New York, Jan 6: Women who earn less than their male counterparts despite having equivalent education and work-experience are more likely to suffer from depression and anxiety disorder as compared to men, says a study. “Our results show that some of the gender disparities in depression and anxiety may be due to the effects of structural gender inequality in the workforce and beyond,” said lead author Jothan Platt from Columbia University in the US.
“The social processes that sort women into certain jobs, compensate them less than equivalent male counterparts, and create gender disparities in domestic labour have material and psychosocial consequences,” Platt added. The researchers found that among women whose income was lower than their male counterparts, the odds of major depression were nearly 2.5 times higher than men; but among women whose income equaled or exceeded their male counterparts, their odds of depression were no different than men. Where women’s incomes were lower than their male counterparts, their odds of anxiety disorder were more than four times higher.
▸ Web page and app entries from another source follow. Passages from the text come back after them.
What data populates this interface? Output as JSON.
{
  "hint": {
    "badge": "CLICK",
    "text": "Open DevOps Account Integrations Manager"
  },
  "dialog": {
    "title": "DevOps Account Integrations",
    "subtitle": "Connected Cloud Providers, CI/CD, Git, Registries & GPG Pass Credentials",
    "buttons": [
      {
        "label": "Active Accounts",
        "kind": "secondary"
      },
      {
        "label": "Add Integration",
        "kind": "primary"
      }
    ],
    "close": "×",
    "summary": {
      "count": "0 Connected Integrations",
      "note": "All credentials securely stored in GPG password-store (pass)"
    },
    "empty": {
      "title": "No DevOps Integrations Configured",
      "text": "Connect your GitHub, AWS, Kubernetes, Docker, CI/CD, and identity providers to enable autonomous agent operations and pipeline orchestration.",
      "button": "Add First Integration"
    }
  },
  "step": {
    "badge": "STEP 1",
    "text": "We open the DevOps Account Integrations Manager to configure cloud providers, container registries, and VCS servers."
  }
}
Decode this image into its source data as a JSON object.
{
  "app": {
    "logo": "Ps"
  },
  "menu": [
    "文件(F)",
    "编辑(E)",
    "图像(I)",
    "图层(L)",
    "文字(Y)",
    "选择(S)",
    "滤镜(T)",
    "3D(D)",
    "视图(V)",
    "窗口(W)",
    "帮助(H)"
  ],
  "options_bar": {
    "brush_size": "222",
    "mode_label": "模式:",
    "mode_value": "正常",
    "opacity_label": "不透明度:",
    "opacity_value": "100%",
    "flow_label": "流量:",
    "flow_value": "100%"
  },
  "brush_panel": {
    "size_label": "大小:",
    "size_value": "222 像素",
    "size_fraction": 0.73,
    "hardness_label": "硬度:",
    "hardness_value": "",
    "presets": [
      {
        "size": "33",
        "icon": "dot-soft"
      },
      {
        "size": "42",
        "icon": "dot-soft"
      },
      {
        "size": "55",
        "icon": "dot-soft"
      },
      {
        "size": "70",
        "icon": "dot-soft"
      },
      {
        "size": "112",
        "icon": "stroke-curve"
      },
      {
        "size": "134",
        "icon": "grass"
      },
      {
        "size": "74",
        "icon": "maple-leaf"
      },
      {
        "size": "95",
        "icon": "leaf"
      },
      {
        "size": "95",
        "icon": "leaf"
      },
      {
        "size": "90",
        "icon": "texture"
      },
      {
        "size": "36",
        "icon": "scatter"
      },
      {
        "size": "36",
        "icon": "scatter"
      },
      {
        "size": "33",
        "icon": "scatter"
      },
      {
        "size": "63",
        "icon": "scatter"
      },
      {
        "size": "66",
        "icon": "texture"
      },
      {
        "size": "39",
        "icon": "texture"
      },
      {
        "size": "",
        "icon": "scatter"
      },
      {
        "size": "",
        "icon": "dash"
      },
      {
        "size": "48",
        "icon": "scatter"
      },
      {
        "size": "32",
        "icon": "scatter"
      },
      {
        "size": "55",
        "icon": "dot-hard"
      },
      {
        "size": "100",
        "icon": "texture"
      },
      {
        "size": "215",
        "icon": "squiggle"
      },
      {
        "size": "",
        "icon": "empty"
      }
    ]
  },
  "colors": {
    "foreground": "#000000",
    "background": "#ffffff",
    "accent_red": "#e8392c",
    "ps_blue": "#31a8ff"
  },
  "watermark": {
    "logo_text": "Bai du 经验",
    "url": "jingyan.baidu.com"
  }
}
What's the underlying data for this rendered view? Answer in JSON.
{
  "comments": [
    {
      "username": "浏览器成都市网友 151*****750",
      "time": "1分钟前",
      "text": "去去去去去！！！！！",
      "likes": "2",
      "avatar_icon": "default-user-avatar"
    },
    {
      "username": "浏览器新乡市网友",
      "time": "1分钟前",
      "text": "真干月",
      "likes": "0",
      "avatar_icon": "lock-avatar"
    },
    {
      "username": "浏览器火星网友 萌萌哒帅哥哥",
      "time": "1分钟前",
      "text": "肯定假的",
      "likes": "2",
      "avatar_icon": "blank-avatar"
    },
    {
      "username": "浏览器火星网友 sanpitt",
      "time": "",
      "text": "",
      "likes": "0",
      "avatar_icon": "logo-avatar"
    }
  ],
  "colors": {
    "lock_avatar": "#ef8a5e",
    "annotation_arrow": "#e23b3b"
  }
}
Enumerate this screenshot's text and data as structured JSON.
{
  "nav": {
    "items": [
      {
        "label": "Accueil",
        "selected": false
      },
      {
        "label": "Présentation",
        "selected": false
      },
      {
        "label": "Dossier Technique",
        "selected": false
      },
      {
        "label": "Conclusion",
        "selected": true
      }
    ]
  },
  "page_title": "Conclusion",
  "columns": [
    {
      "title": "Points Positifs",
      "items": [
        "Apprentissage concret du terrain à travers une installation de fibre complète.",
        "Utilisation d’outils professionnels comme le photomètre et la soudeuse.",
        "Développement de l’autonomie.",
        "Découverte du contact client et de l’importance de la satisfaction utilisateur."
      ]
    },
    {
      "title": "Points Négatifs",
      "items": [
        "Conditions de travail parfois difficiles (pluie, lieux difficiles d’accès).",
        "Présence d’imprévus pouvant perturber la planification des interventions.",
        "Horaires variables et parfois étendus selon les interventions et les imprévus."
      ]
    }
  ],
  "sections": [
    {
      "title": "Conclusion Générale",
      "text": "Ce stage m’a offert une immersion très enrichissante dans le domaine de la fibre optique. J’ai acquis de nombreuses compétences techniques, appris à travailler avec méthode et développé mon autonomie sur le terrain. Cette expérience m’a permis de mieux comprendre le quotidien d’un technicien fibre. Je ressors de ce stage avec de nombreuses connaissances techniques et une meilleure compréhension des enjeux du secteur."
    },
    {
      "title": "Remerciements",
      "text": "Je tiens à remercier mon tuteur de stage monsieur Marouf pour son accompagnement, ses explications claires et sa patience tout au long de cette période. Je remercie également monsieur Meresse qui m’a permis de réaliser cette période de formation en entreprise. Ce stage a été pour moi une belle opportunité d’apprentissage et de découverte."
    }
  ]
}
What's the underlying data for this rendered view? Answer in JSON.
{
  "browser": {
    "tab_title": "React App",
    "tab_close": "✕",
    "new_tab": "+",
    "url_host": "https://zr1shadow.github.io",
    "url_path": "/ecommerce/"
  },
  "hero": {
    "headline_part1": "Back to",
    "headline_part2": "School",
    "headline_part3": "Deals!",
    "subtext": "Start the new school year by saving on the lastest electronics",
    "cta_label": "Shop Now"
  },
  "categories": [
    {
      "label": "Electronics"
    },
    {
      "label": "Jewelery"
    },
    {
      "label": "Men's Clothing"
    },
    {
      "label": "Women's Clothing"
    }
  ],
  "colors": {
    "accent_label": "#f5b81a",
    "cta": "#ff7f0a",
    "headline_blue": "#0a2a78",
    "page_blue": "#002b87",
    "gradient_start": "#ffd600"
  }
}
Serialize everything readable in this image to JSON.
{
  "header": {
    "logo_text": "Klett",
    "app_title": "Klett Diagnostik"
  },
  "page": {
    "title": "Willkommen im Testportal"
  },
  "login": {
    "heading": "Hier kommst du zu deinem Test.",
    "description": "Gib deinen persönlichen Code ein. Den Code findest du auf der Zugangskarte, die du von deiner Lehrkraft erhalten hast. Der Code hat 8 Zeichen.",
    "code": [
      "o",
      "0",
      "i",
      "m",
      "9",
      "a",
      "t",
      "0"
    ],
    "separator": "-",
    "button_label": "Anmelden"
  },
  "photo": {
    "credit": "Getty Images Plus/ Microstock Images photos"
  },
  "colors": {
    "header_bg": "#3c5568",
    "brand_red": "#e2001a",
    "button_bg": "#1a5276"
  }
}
The findings are based on data from a 2001-2002 U.S. population-representative sample of 22,581 working adults ages 30-65. (IANS)